The word "true" occurs in some lines of the data. Return each such line.

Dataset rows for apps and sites
----------

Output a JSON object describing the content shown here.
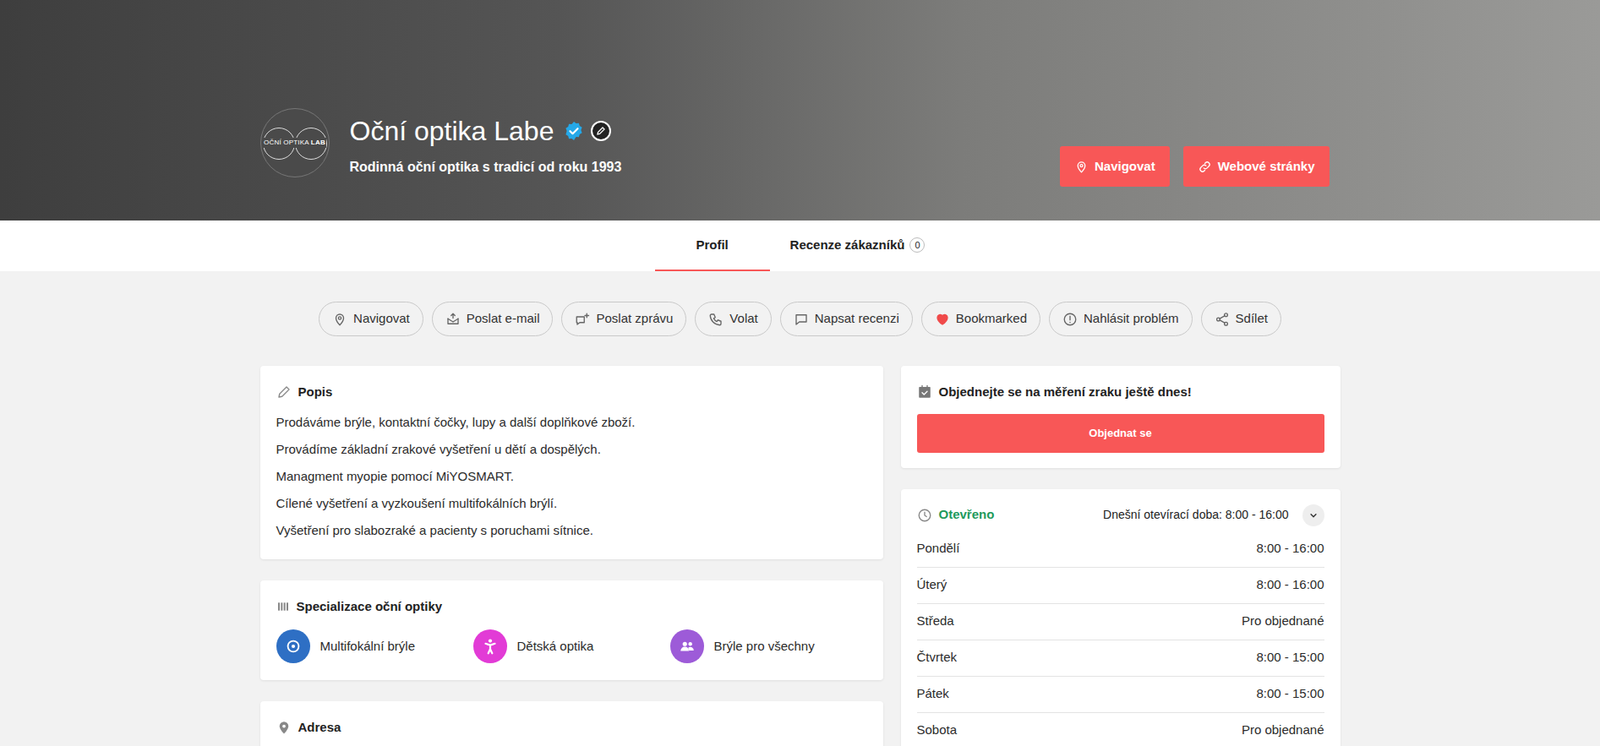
{
  "hero": {
    "logo": {
      "text": "OČNÍ OPTIKA",
      "bold": "LAB"
    },
    "title": "Oční optika Labe",
    "verified": true,
    "subtitle": "Rodinná oční optika s tradicí od roku 1993",
    "buttons": [
      {
        "label": "Navigovat"
      },
      {
        "label": "Webové stránky"
      }
    ]
  },
  "tabs": [
    {
      "label": "Profil",
      "selected": true
    },
    {
      "label": "Recenze zákazníků",
      "count": "0",
      "selected": false
    }
  ],
  "actions": [
    {
      "label": "Navigovat",
      "active": false
    },
    {
      "label": "Poslat e-mail",
      "active": false
    },
    {
      "label": "Poslat zprávu",
      "active": false
    },
    {
      "label": "Volat",
      "active": false
    },
    {
      "label": "Napsat recenzi",
      "active": false
    },
    {
      "label": "Bookmarked",
      "active": true
    },
    {
      "label": "Nahlásit problém",
      "active": false
    },
    {
      "label": "Sdílet",
      "active": false
    }
  ],
  "description": {
    "title": "Popis",
    "lines": [
      "Prodáváme brýle, kontaktní čočky, lupy a další doplňkové zboží.",
      "Provádíme základní zrakové vyšetření u dětí a dospělých.",
      "Managment myopie pomocí MiYOSMART.",
      "Cílené vyšetření a vyzkoušení multifokálních brýlí.",
      "Vyšetření pro slabozraké a pacienty s poruchami sítnice."
    ]
  },
  "specializations": {
    "title": "Specializace oční optiky",
    "items": [
      {
        "label": "Multifokální brýle",
        "color": "#2e6fc4"
      },
      {
        "label": "Dětská optika",
        "color": "#e23bd6"
      },
      {
        "label": "Brýle pro všechny",
        "color": "#9d5bd8"
      }
    ]
  },
  "address": {
    "title": "Adresa"
  },
  "booking": {
    "title": "Objednejte se na měření zraku ještě dnes!",
    "button": "Objednat se"
  },
  "hours": {
    "status": "Otevřeno",
    "today": "Dnešní otevírací doba: 8:00 - 16:00",
    "expanded": true,
    "rows": [
      {
        "day": "Pondělí",
        "time": "8:00 - 16:00"
      },
      {
        "day": "Úterý",
        "time": "8:00 - 16:00"
      },
      {
        "day": "Středa",
        "time": "Pro objednané"
      },
      {
        "day": "Čtvrtek",
        "time": "8:00 - 15:00"
      },
      {
        "day": "Pátek",
        "time": "8:00 - 15:00"
      },
      {
        "day": "Sobota",
        "time": "Pro objednané"
      }
    ]
  }
}
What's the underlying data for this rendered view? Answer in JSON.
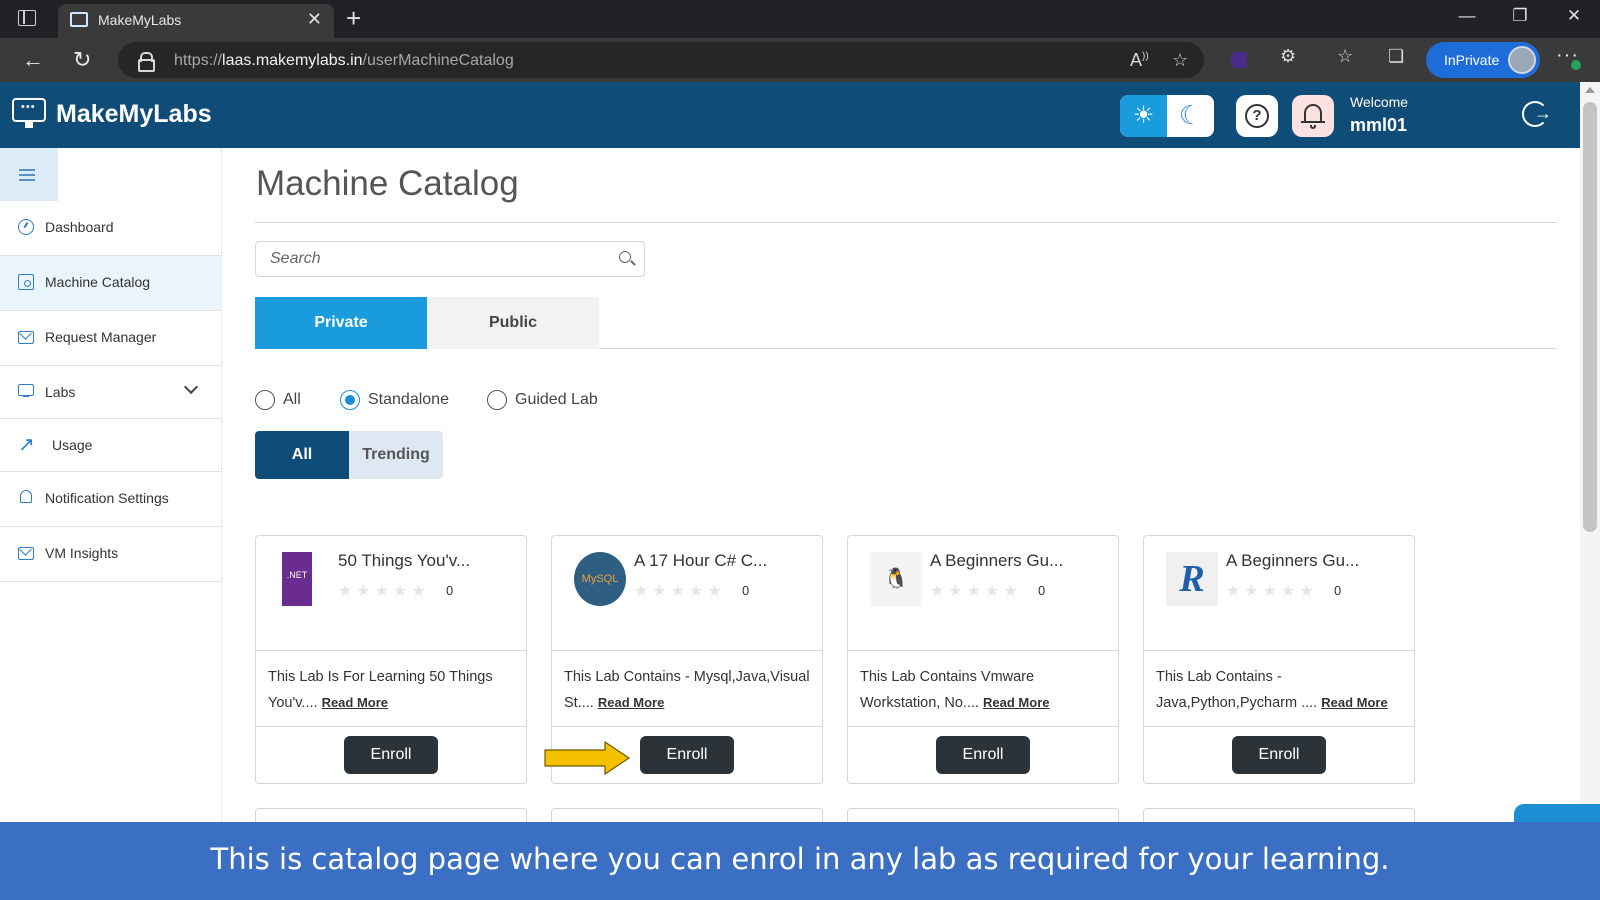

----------

* Answer box *
    "verified": true,
      "selected": true
      "active": true
    "expanded": true,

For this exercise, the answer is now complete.